By Susan Gately - 28 November, 2015
Many Irish Catholics are only beginning to awaken to the real significance of the Second Vatican Council, according to author and lecturer Fr Niall Coll.
Speaking at the launch of a book of essays on Ireland and Vatican II published on the 50th anniversary of the closing of Vatican II, he said it was important to mark the closure “because that is when its implementation begins.”
The priest of Raphoe diocese, who edited the book, said the reception of Vatican II was slow in Ireland because of the “unusually high number of religious” compared to elsewhere in the Church, “giving the impression for longer of business as usual”.
Published by Columba Press, Ireland and Vatican II is a selection of twenty-two essays divided into three sections – Retrospectives, Theological, Pastoral and Social and a final section covering Education.
At its launch on Thursday night, Irish Catholic editor Michael Kelly said it would “contribute greatly to the understanding and the ongoing relevance of Vatican II.”
“Quite often you hear people say ‘Oh in Ireland we didn’t really implement Vatican II or not enough was done.’ I think those statements are true but they can be glib. It is important to unpack what that means. A book like this is a good pause for thought to reflect after fifty years.”

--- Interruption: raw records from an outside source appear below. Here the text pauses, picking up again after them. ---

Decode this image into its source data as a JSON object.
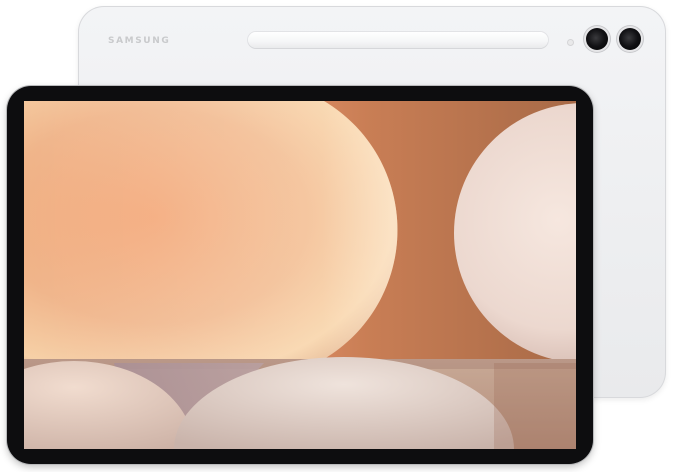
{
  "device": {
    "brand_text": "SAMSUNG",
    "back_color": "#eceef0",
    "bezel_color": "#0d0d0f"
  },
  "wallpaper": {
    "palette": [
      "#8fa6c2",
      "#e9966c",
      "#f6c49a",
      "#b87956",
      "#f1ded4",
      "#d7c7c2"
    ]
  }
}
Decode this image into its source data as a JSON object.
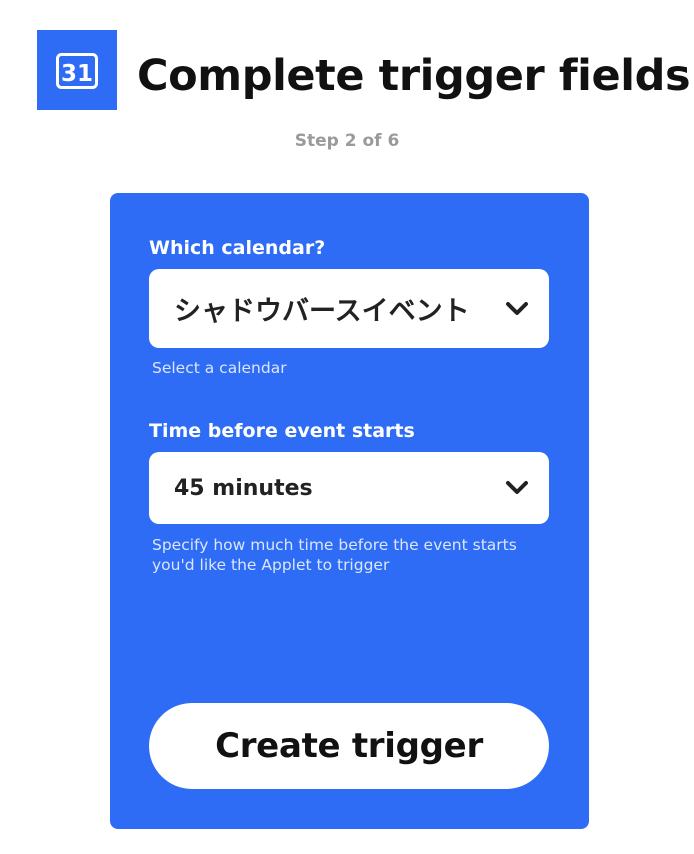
{
  "header": {
    "title": "Complete trigger fields",
    "service_icon_label": "31",
    "step": "Step 2 of 6"
  },
  "form": {
    "calendar": {
      "label": "Which calendar?",
      "selected": "シャドウバースイベント",
      "help": "Select a calendar"
    },
    "time_before": {
      "label": "Time before event starts",
      "selected": "45 minutes",
      "help": "Specify how much time before the event starts you'd like the Applet to trigger"
    },
    "submit_label": "Create trigger"
  },
  "colors": {
    "brand": "#2e6cf6",
    "card_background": "#2e6cf6",
    "button_background": "#ffffff",
    "muted_text": "#9a9a9a"
  },
  "icons": {
    "service": "google-calendar-icon",
    "dropdown": "chevron-down-icon"
  }
}
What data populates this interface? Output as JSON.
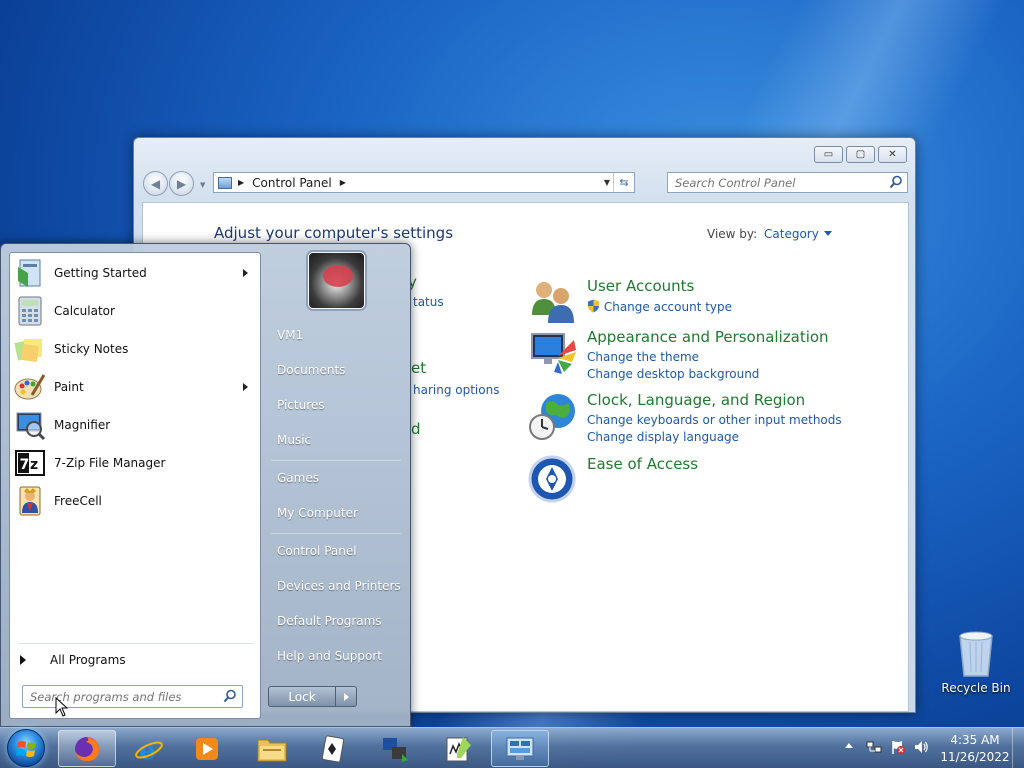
{
  "control_panel": {
    "window_controls": {
      "minimize": "▭",
      "maximize": "▢",
      "close": "✕"
    },
    "breadcrumb": "Control Panel",
    "search_placeholder": "Search Control Panel",
    "heading": "Adjust your computer's settings",
    "view_by_label": "View by:",
    "view_by_value": "Category",
    "hidden_fragments": {
      "partial_1": "y",
      "partial_1_link": "tatus",
      "partial_2": "et",
      "partial_2_link": "haring options",
      "partial_3": "d"
    },
    "categories": [
      {
        "title": "User Accounts",
        "links": [
          "Change account type"
        ],
        "icon": "user-accounts-icon"
      },
      {
        "title": "Appearance and Personalization",
        "links": [
          "Change the theme",
          "Change desktop background"
        ],
        "icon": "appearance-icon"
      },
      {
        "title": "Clock, Language, and Region",
        "links": [
          "Change keyboards or other input methods",
          "Change display language"
        ],
        "icon": "clock-globe-icon"
      },
      {
        "title": "Ease of Access",
        "links": [],
        "icon": "ease-of-access-icon"
      }
    ]
  },
  "start_menu": {
    "programs": [
      {
        "label": "Getting Started",
        "has_submenu": true,
        "icon": "getting-started-icon"
      },
      {
        "label": "Calculator",
        "has_submenu": false,
        "icon": "calculator-icon"
      },
      {
        "label": "Sticky Notes",
        "has_submenu": false,
        "icon": "sticky-notes-icon"
      },
      {
        "label": "Paint",
        "has_submenu": true,
        "icon": "paint-icon"
      },
      {
        "label": "Magnifier",
        "has_submenu": false,
        "icon": "magnifier-icon"
      },
      {
        "label": "7-Zip File Manager",
        "has_submenu": false,
        "icon": "7zip-icon"
      },
      {
        "label": "FreeCell",
        "has_submenu": false,
        "icon": "freecell-icon"
      }
    ],
    "all_programs": "All Programs",
    "search_placeholder": "Search programs and files",
    "right_items": [
      "VM1",
      "Documents",
      "Pictures",
      "Music",
      "Games",
      "My Computer",
      "Control Panel",
      "Devices and Printers",
      "Default Programs",
      "Help and Support"
    ],
    "lock_label": "Lock"
  },
  "desktop": {
    "recycle_bin": "Recycle Bin"
  },
  "taskbar": {
    "apps": [
      "firefox",
      "internet-explorer",
      "media-player",
      "file-explorer",
      "solitaire",
      "network-tool",
      "notepad-plus",
      "control-panel"
    ],
    "clock_time": "4:35 AM",
    "clock_date": "11/26/2022"
  }
}
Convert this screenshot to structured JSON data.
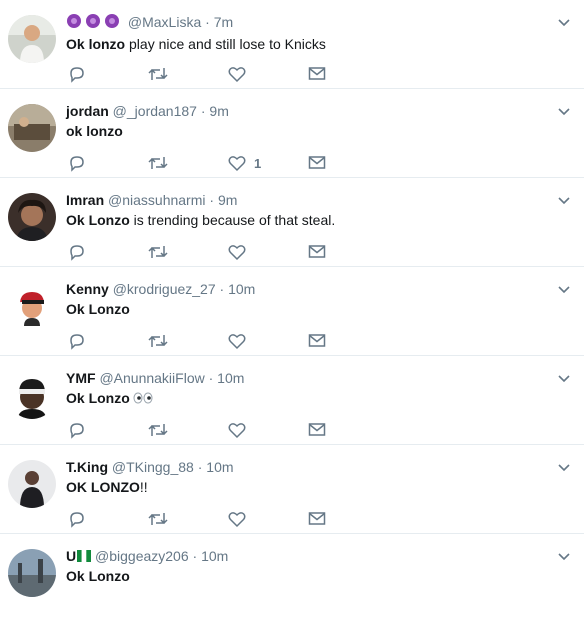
{
  "colors": {
    "icon": "#657786",
    "border": "#e6ecf0",
    "name": "#14171a",
    "muted": "#657786"
  },
  "tweets": [
    {
      "name": "",
      "badges": "purple-flower-emoji x3",
      "handle": "@MaxLiska",
      "sep": "·",
      "time": "7m",
      "bold_text": "Ok lonzo",
      "rest_text": " play nice and still lose to Knicks",
      "likes": ""
    },
    {
      "name": "jordan",
      "handle": "@_jordan187",
      "sep": "·",
      "time": "9m",
      "bold_text": "ok lonzo",
      "rest_text": "",
      "likes": "1"
    },
    {
      "name": "Imran",
      "handle": "@niassuhnarmi",
      "sep": "·",
      "time": "9m",
      "bold_text": "Ok Lonzo",
      "rest_text": " is trending because of that steal.",
      "likes": ""
    },
    {
      "name": "Kenny",
      "handle": "@krodriguez_27",
      "sep": "·",
      "time": "10m",
      "bold_text": "Ok Lonzo",
      "rest_text": "",
      "likes": ""
    },
    {
      "name": "YMF",
      "handle": "@AnunnakiiFlow",
      "sep": "·",
      "time": "10m",
      "bold_text": "Ok Lonzo",
      "rest_text": "",
      "emoji": "eyes-emoji",
      "likes": ""
    },
    {
      "name": "T.King",
      "handle": "@TKingg_88",
      "sep": "·",
      "time": "10m",
      "bold_text": "OK LONZO",
      "rest_text": "!!",
      "likes": ""
    },
    {
      "name": "U",
      "flag": "nigeria-flag-emoji",
      "handle": "@biggeazy206",
      "sep": "·",
      "time": "10m",
      "bold_text": "Ok Lonzo",
      "rest_text": "",
      "likes": ""
    }
  ],
  "icons": {
    "reply": "reply-icon",
    "retweet": "retweet-icon",
    "like": "heart-icon",
    "dm": "envelope-icon",
    "menu": "chevron-down-icon"
  }
}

Contributors to the 330 page book range from well known Jesuits like educationalist and author Paul Andrews SJ (A Whirlwind of Change, New Life: One Jesuits Experience) and author Oliver Rafferty SJ (The Catholic Church in Ireland and Vatican II in Historical Perspective), to academics like Prof Eamonn Conway (A Guide through Today’s Educational Emergency?), Fr Eugene Duffy (Reimaging the Church in Ireland in the Light of Vatican II) Fr Paul Fleming (Mary and her Role in the Church Today), Prof Colin Harvey(Encouraging Dialogue? Human Rights and Vatican II), Sharon Haughey (Spirituality in School: Encouraging Young Faith), Fr Feidhlimidh Magennis (From Dei Verbum to Verbum Domini), Gerard McCannn (A Philosophy of Hope and Vatican II), Fr Edward McGee (Towards a Fuller Participation in the Liturgy) and Gareth Byrne (The National Directory for Catechesis in Ireland).
Two chapters come from non Catholics: Vatican II Fifty Years On: Some Anglican Reflections by Archbishop Richard Clarke, and the Influence of Vatican II on the Protestant Churches in Ireland by Patrick Mitchel.
Baroness Nuala O’Loan wrote an essay on Liberation and Authenticity, while former director of Focolare in Ireland, Juanita Majury, traced the growth of new religious movements in Ireland following Vatican II (The Second Vatican Council and the New Religious Movements in Ireland).
Other chapters came from Fiona Dineen (Catholic Education in Ireland), Fr Gerry Reynolds (Ecumenism: A personal pilgrimage), Paschal Scallon CM (A response to the violence of the modern world), Aidan Donaldson (The Preferential Option for the Poor), Irish Catholic editor, Michael Kelly (Media and Church in Ireland since the Council) and Eithne Woulfe (Religious Life in Ireland Today).
Speaking at Thursday’s launch at the offices of the Irish Catholic, Baroness Nuala O’Loan noted the absence of a voice from the Irish Catholic hierarchy.
“I think it is profoundly unfortunate that the voice of the bishops is not heard in this book and I know that voice was sought,” she remarked.
She said the book was about the “journey of the Irish people from before Vatican II to the present day, the journey of faith – keeping faith, holding faith” during a time of “monumental change”.
She reminded those present of some of the markers of the pre-Vatican II era: the Mother and Baby Homes, how those born outside marriage could not become priests or religious, the weekly ritualistic confession, the prohibition of entering churches other than “our own”, the ‘Ne Temere’ decree, the conceptualisation of women as either “good mothers or Eve like sources of temptation”.
“All that was the product of a pre-Vatican II thinking.” Baroness O’Loan said the book traced the revolutionary change brought by the council and its aftermath.
“You will meet the battle between the liberation theologians and those who saw the danger of Marxism impacting on the Church as a result of Liberation Theology.”
Ireland suffered its own trauma and conflict, she said, “partly because of its failure to adequately respond to Vatican II”.
She concluded describing the book as a “seminal contribution to understanding the state of the Church in Ireland today and hope for the future.”